Soot formation process was investigated for biomass-based renewable diesel fuel, such as biomass to liquid (BTL), and conventional diesel combustion under varied fuel quantities injected into a constant volume combustion chamber. Soot measurement was implemented by two-color pyrometry under quiescent type diesel engine conditions (1000 K and 21% O2 concentration). Different fuel quantities, which correspond to different injection widths from 0.5 ms to 2 ms under constant injection pressure (1000 bar), were used to simulate different loads in engines. For a given fuel, soot temperature and KL factor show a different trend at initial stage for different fuel quantities, where a higher soot temperature can be found in a small fuel quantity case but a higher KL factor is observed in a large fuel quantity case generally. Another difference occurs at the end of combustion due to the termination of fuel injection. Additionally, BTL flame has a lower soot temperature, especially under a larger fuel quantity (2 ms injection width). Meanwhile, average soot level is lower for BTL flame, especially under a lower fuel quantity (0.5 ms injection width). BTL shows an overall low sooting behavior with low soot temperature compared to diesel, however, trade-off between soot level and soot temperature needs to be carefully selected when different loads are used.

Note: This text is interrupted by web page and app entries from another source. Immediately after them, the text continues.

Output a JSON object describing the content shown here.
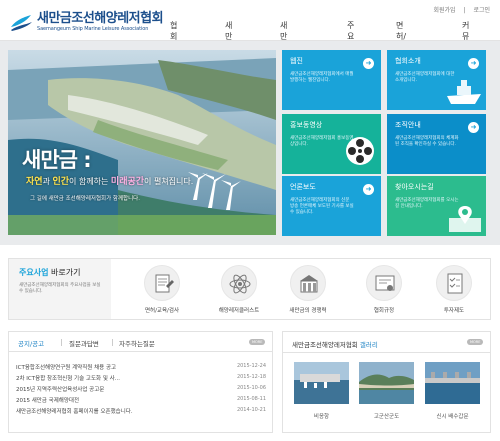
{
  "header": {
    "util_links": [
      "회원가입",
      "로그인"
    ],
    "logo_ko": "새만금조선해양레저협회",
    "logo_en": "Saemangeum Ship Marine Leisure Association",
    "nav": [
      "협회소개",
      "새만금소개",
      "새만금산업단지",
      "주요사업",
      "면허/교육/검사",
      "커뮤니티"
    ]
  },
  "hero": {
    "title": "새만금 :",
    "sub_a": "자연",
    "sub_b": "과 ",
    "sub_c": "인간",
    "sub_d": "이 함께하는 ",
    "sub_e": "미래공간",
    "sub_f": "이 펼쳐집니다.",
    "small": "그 길에 새만금 조선해양레저협회가 함께합니다."
  },
  "tiles": [
    {
      "title": "웹진",
      "desc": "새만금조선해양레저협회에서 매월 발행하는 웹진입니다."
    },
    {
      "title": "협회소개",
      "desc": "새만금조선해양레저협회에 대한 소개입니다."
    },
    {
      "title": "홍보동영상",
      "desc": "새만금조선해양레저협회 홍보동영상입니다."
    },
    {
      "title": "조직안내",
      "desc": "새만금조선해양레저협회의 체계화된 조직을 확인하실 수 있습니다."
    },
    {
      "title": "언론보도",
      "desc": "새만금조선해양레저협회의 신문 방송 언론매체 보도된 기사를 보실 수 있습니다."
    },
    {
      "title": "찾아오시는길",
      "desc": "새만금조선해양레저협회를 오시는 길 안내입니다."
    }
  ],
  "business": {
    "heading_a": "주요사업",
    "heading_b": " 바로가기",
    "desc": "새만금조선해양레저협회의 주요사업을 보실 수 있습니다.",
    "items": [
      "면허/교육/검사",
      "해양레저클러스트",
      "새만금의 경쟁력",
      "협회규정",
      "투자제도"
    ]
  },
  "notice": {
    "tabs": [
      "공지/공고",
      "질문과답변",
      "자주하는질문"
    ],
    "more": "MORE",
    "rows": [
      {
        "title": "ICT융합조선해양연구원 계약직원 채용 공고",
        "date": "2015-12-24"
      },
      {
        "title": "2차 ICT융합 창조혁신형 기술 고도화 및 사...",
        "date": "2015-12-18"
      },
      {
        "title": "2015년 지역주력산업육성사업 공고문",
        "date": "2015-10-06"
      },
      {
        "title": "2015 새만금 국제해양대전",
        "date": "2015-08-11"
      },
      {
        "title": "새만금조선해양레저협회 홈페이지를 오픈했습니다.",
        "date": "2014-10-21"
      }
    ]
  },
  "gallery": {
    "heading_a": "새만금조선해양레저협회 ",
    "heading_b": "갤러리",
    "more": "MORE",
    "items": [
      "비응항",
      "고군산군도",
      "신시 배수갑문"
    ]
  }
}
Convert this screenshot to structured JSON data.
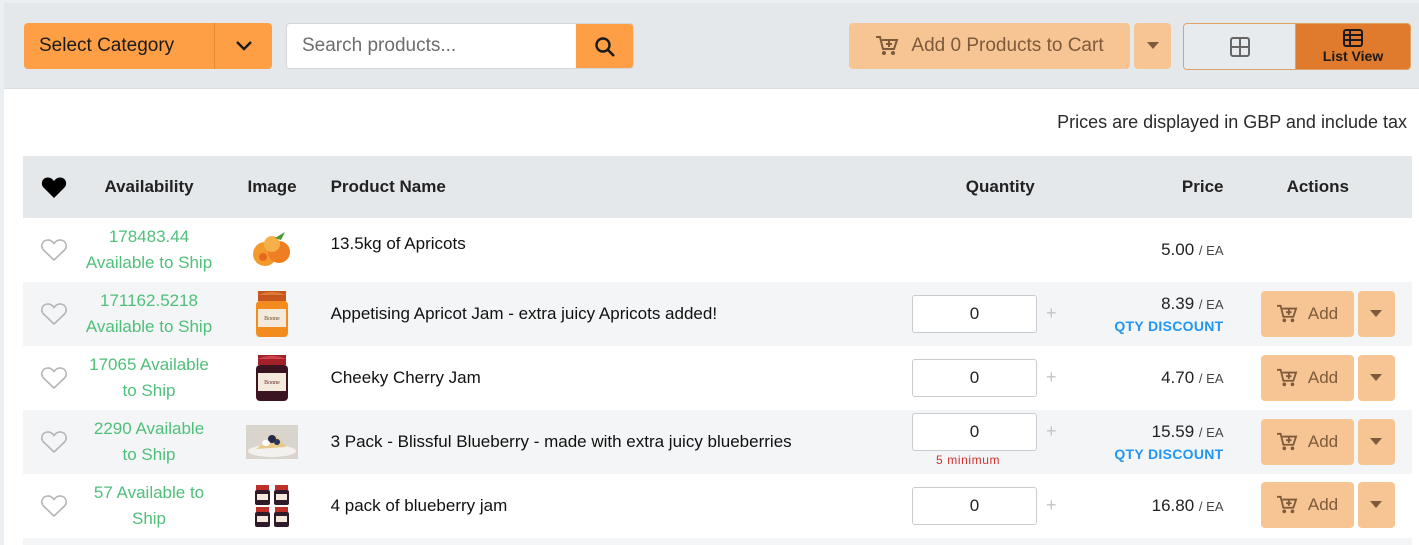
{
  "toolbar": {
    "category_label": "Select Category",
    "search_placeholder": "Search products...",
    "cart_label": "Add 0 Products to Cart",
    "list_view_label": "List View"
  },
  "price_note": "Prices are displayed in GBP and include tax",
  "table": {
    "headers": {
      "availability": "Availability",
      "image": "Image",
      "product_name": "Product Name",
      "quantity": "Quantity",
      "price": "Price",
      "actions": "Actions"
    },
    "rows": [
      {
        "availability": "178483.44 Available to Ship",
        "name": "13.5kg of Apricots",
        "quantity": "",
        "price": "5.00",
        "unit": "/ EA",
        "discount": "",
        "min_note": "",
        "add_label": "",
        "image": "apricots"
      },
      {
        "availability": "171162.5218 Available to Ship",
        "name": "Appetising Apricot Jam - extra juicy Apricots added!",
        "quantity": "0",
        "price": "8.39",
        "unit": "/ EA",
        "discount": "QTY DISCOUNT",
        "min_note": "",
        "add_label": "Add",
        "image": "apricot-jam"
      },
      {
        "availability": "17065 Available to Ship",
        "name": "Cheeky Cherry Jam",
        "quantity": "0",
        "price": "4.70",
        "unit": "/ EA",
        "discount": "",
        "min_note": "",
        "add_label": "Add",
        "image": "cherry-jam"
      },
      {
        "availability": "2290 Available to Ship",
        "name": "3 Pack - Blissful Blueberry - made with extra juicy blueberries",
        "quantity": "0",
        "price": "15.59",
        "unit": "/ EA",
        "discount": "QTY DISCOUNT",
        "min_note": "5 minimum",
        "add_label": "Add",
        "image": "blueberry-cake"
      },
      {
        "availability": "57 Available to Ship",
        "name": "4 pack of blueberry jam",
        "quantity": "0",
        "price": "16.80",
        "unit": "/ EA",
        "discount": "",
        "min_note": "",
        "add_label": "Add",
        "image": "jam-4pack"
      }
    ]
  },
  "colors": {
    "accent": "#ff9f45",
    "accent_disabled": "#f7c594",
    "available": "#4fbf7a",
    "discount": "#2196f3",
    "warning": "#d32f2f"
  }
}
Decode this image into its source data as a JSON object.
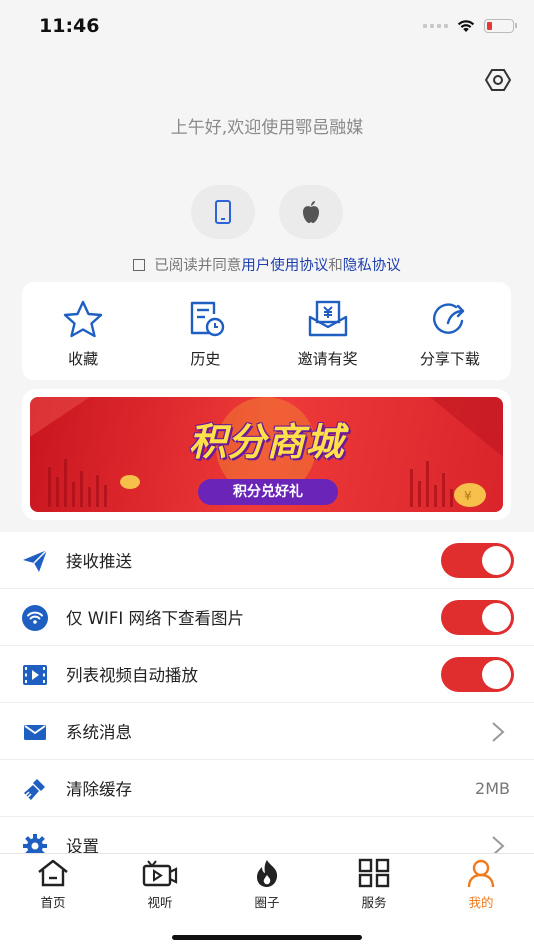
{
  "status_bar": {
    "time": "11:46"
  },
  "greeting": "上午好,欢迎使用鄂邑融媒",
  "agreement": {
    "prefix": "已阅读并同意",
    "user_agreement": "用户使用协议",
    "conjunction": "和",
    "privacy_policy": "隐私协议"
  },
  "quick_actions": [
    {
      "label": "收藏",
      "icon": "star-icon"
    },
    {
      "label": "历史",
      "icon": "history-icon"
    },
    {
      "label": "邀请有奖",
      "icon": "invite-reward-icon"
    },
    {
      "label": "分享下载",
      "icon": "share-download-icon"
    }
  ],
  "banner": {
    "title": "积分商城",
    "subtitle": "积分兑好礼"
  },
  "settings": [
    {
      "label": "接收推送",
      "icon": "send-icon",
      "control": "toggle",
      "on": true
    },
    {
      "label": "仅 WIFI 网络下查看图片",
      "icon": "wifi-icon",
      "control": "toggle",
      "on": true
    },
    {
      "label": "列表视频自动播放",
      "icon": "video-icon",
      "control": "toggle",
      "on": true
    },
    {
      "label": "系统消息",
      "icon": "mail-icon",
      "control": "chevron"
    },
    {
      "label": "清除缓存",
      "icon": "broom-icon",
      "control": "value",
      "value": "2MB"
    },
    {
      "label": "设置",
      "icon": "gear-icon",
      "control": "chevron"
    }
  ],
  "tabs": [
    {
      "label": "首页",
      "icon": "home-icon",
      "active": false
    },
    {
      "label": "视听",
      "icon": "video-camera-icon",
      "active": false
    },
    {
      "label": "圈子",
      "icon": "flame-icon",
      "active": false
    },
    {
      "label": "服务",
      "icon": "grid-icon",
      "active": false
    },
    {
      "label": "我的",
      "icon": "user-icon",
      "active": true
    }
  ],
  "colors": {
    "accent_blue": "#1f5fc2",
    "link_blue": "#1f3fae",
    "toggle_red": "#e02e2e",
    "active_tab_orange": "#f07b1e",
    "battery_low_red": "#e53935"
  },
  "battery_level": 0.2
}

Jing W, Wu Z, Roberts WL, Fang T (2016) Effects of Fuel Quantity on Soot Formation Process for Biomass-Based Renewable Diesel Fuel Combustion. ASME 2016 Internal Combustion Engine Fall Technical Conference. Available: http://dx.doi.org/10.1115/icef2016-9380.
This research was supported in part by the Natural Science Foundation under Grant No. CBET-0854174 and by the Saudi Aramco R&D Center through the Clean Combustion Research Center of the King Abdullah University of Science and Technology. Any opinions, findings, and conclusions or recommendations expressed in this material are those of the author(s) and do not necessarily reflect the views of the funding agencies. The authors also thank Dr. Stephen Kelley for providing the BTL fuel.